Regulation permits sale of drinks with food orders for take-out or delivery, effective this month
Effective Sept. 1, those serving and selling liquor at licensed establishments in New Brunswick have to take Responsible Beverage, a mandatory online training course, in accordance with amendments, tabled in 2020, to the Liquor Control Act, RSNB 1973, c L-10.
The Tourism Industry Association of New Brunswick is offering the training course on responsible practices to owners of licensed establishments free of charge until Mar. 31, 2022, owing to funding of $150,000 from the province’s post-secondary education, training and labour department, said the news release from New Brunswick’s justice and public safety department on May 4. Completing the four-hour course leads to a five-year certification.
“Many Canadian provinces require that bartenders and servers be trained on how to refuse service if a consumer is intoxicated, as well as other regulatory matters,” said Hugh Flemming, New Brunswick’s justice and public safety minister, in the news release. Flemming approved of the decision to extend a flexible training option for participants.

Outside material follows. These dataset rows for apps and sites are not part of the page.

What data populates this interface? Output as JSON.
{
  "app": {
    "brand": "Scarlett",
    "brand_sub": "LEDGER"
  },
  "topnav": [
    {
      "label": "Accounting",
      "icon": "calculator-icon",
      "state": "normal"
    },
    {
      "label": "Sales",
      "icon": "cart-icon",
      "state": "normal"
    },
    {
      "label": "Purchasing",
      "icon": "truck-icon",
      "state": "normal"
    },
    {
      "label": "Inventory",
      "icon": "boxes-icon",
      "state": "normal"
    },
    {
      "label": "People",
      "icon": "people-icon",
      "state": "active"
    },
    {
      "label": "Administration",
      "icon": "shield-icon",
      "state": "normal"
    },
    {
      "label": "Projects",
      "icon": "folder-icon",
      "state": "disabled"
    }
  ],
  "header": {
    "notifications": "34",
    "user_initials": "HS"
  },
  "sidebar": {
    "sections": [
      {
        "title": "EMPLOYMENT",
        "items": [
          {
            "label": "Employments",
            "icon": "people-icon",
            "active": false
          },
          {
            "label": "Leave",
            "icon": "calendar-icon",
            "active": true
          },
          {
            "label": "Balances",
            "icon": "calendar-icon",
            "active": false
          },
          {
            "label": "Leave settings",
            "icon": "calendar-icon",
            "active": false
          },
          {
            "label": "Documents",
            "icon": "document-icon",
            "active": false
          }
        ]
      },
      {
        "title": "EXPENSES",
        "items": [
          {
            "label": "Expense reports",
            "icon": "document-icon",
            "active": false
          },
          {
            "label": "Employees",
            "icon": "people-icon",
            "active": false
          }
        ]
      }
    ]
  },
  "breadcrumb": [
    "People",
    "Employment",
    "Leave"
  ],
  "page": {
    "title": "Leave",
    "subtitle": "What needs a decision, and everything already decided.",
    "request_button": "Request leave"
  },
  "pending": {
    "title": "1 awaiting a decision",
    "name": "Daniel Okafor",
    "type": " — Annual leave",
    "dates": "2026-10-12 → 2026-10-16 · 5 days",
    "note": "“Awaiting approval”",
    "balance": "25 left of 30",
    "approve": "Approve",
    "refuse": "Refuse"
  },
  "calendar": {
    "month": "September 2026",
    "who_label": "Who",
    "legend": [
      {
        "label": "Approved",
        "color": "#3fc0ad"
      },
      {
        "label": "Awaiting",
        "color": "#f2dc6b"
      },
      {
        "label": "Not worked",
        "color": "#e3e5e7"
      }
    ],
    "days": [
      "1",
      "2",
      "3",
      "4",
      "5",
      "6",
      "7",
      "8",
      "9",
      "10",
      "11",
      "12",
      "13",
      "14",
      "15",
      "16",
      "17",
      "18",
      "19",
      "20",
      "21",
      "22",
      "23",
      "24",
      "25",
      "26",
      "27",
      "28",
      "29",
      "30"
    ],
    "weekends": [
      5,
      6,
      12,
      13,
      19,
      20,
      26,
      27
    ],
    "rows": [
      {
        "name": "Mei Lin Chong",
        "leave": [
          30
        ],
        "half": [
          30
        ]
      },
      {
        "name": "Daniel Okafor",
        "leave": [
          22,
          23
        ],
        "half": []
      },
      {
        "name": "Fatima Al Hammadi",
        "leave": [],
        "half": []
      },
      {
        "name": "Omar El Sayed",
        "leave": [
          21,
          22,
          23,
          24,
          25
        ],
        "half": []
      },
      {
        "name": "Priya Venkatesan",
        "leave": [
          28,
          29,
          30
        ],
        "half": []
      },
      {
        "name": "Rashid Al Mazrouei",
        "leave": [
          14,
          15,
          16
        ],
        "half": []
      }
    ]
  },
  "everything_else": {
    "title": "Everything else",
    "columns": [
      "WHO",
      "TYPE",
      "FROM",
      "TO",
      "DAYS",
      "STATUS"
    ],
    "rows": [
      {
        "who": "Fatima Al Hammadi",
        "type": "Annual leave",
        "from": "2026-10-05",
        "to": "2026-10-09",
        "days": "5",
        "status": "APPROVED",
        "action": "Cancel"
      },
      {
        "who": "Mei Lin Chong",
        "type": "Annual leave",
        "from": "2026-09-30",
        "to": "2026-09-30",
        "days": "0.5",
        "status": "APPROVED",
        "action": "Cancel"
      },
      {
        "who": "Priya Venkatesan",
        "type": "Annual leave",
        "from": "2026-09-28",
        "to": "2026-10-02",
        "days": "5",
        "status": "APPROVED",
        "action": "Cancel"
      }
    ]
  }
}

“We are very happy to have been able to work out an arrangement with the provincial government so that online training for staff at licensed establishments can be provided free of charge for a determined period of time,” said Carol Alderdice, president and chief executive officer of the Tourism Industry Association of New Brunswick.
“By funding this online training program, we support a valuable public safety initiative without having a negative effect upon employers or employees,” said Trevor Holder, the province’s post-secondary education, training and labour minister.
MADD Canada has approved the training course as compliant with its national curriculum standards.
New Brunswick’s news release also announced that regulations relating to the Liquor Control Act will allow the sale of liquor with food orders for take-out or delivery, as of May 1. This activity was previously temporarily permitted pursuant to an emergency order.
Flemming noted that allowing this activity has benefited the province’s industry during these challenging economic times and that other jurisdictions introduced similar changes amid the COVID-19 pandemic.
“We are pleased that restaurants can continue to offer this service to their customers, following the rules established in regulation,” said Flemming. Flemming urged New Brunswickers to consume alcohol responsibly and moderately and to refrain from drinking and driving.